Councilman Ara Najarian didn’t mince words when it came time for his input at this week’s City Council discussion on the local history of racism.
“Glendale was a cruel place, I have to tell you,” he said. “Looking back, there was incredible disrespect and abuse of certain citizens and people of color that, I’m afraid to say, continues to this day.”
The council had just been briefed on a compendium of research by city staff that took them as far back as 1920, when the U.S. Census reported that Black people represented a mere 0.16% of Glendale’s population — and virtually all were likely live-in domestic workers, the research indicated. Since then, the percentage of Black residents in the city has increased tenfold, rising to 1.6%, a stark contrast with the figure for all of Los Angeles County — 9%. Continue reading “Report Details City’s Prior Methodology of Prejudice”
Two Los Angeles men were arrested Thursday night after they collided while speeding through town and killed a man in his 60s. According to Sgt. Christian Hauptmann with the Glendale Police Department, the collision happened just after 8 p.m. Thursday, near the intersection of Brand Boulevard and Maple Street. The two men appeared to have been speeding north on Brand when the collision occurred. According to Hauptmann, one of the motorists, a 32-year-old L.A. man, was speeding alongside a 27-year-old L.A. man when he tried to pass around a slower-moving vehicle in front of him.

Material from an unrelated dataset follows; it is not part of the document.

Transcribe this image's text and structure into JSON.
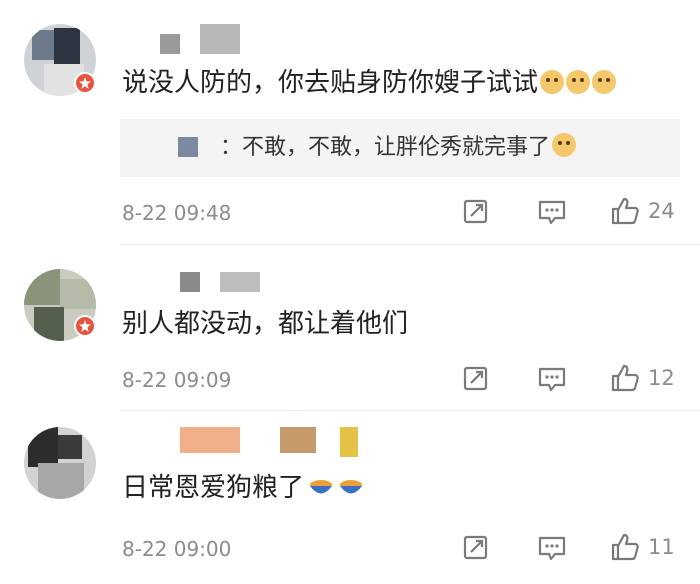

The U.S. Postal Service continues to investigate two incidents of apparent mail dumping last week, including one instance in which a contractor appears to have discarded a large amount of bagged mail and packages in a parking lot. Meanwhile, Congressmen Adam Schiff and Jimmy Gomez have formally asked for USPS investigators to conduct a broad inquiry alongside the local probe to identify whether the incidents were isolated occurrences or reflect a larger issue with the institution. The dumping of unopened mail, which was partially captured on surveillance footage, is likely to serve as a lightning rod to ongoing controversies regarding the handling of the USPS ahead of a national election expected to rely heavily on mail-in voting.
A Glendale family spearheaded a protest outside the offices of the YMCA of the Foothills this week to demand information about their son’s drowning death at the organization’s La Crescenta facility. Colin Jacobs, a 19-year-old USC student, died on July 1 while on duty as a summer camp counselor at the YMCA branch in La Crescenta. A longtime volunteer for the organization, he was less than two weeks away from his 20th birthday. Now, two months later, his family and friends say the YMCA of the Foothills has yet to explain the circumstances surrounding Jacobs’ drowning, or provide any promise to change its policies, saying that better practices might have avoided the tragedy. On Monday, about 50 people gathered with signs in front of the organization’s La Cañada Flintridge location, which was chosen because it hosts the YCMA’s administrative offices, though it is not the site where Jacobs drowned. “It could have very easily been prevented,” Phil Jacobs said of the death of his son, adding that Colin Jacobs could have suffered a seizure in the pool. “It was a very, very senseless death to somebody who was so focused on what he wanted to do and helping others. … He was an all-around great kid. He didn’t deserve this fate.” The tragedy was referenced in a newsletter from YMCA of the Foothills CEO Vince Iuculano that was posted on the organization’s website on July 6. The statement included few details, saying that “out of respect for the family and the ongoing investigative process with the authorities, we can only share a limited update.” But the Glendale family, which includes Colin’s mother, Mairena, and sister, Amber, said that it did not request that the YMCA withhold information — and that in fact family members have sought more details. Phil Jacobs explained that the family contracted an attorney to speak with the YCMA’s attorney, hoping to arrange a meeting between the family and the nonprofit organization. But then, he said, the YMCA’s representative stopped responding to emails.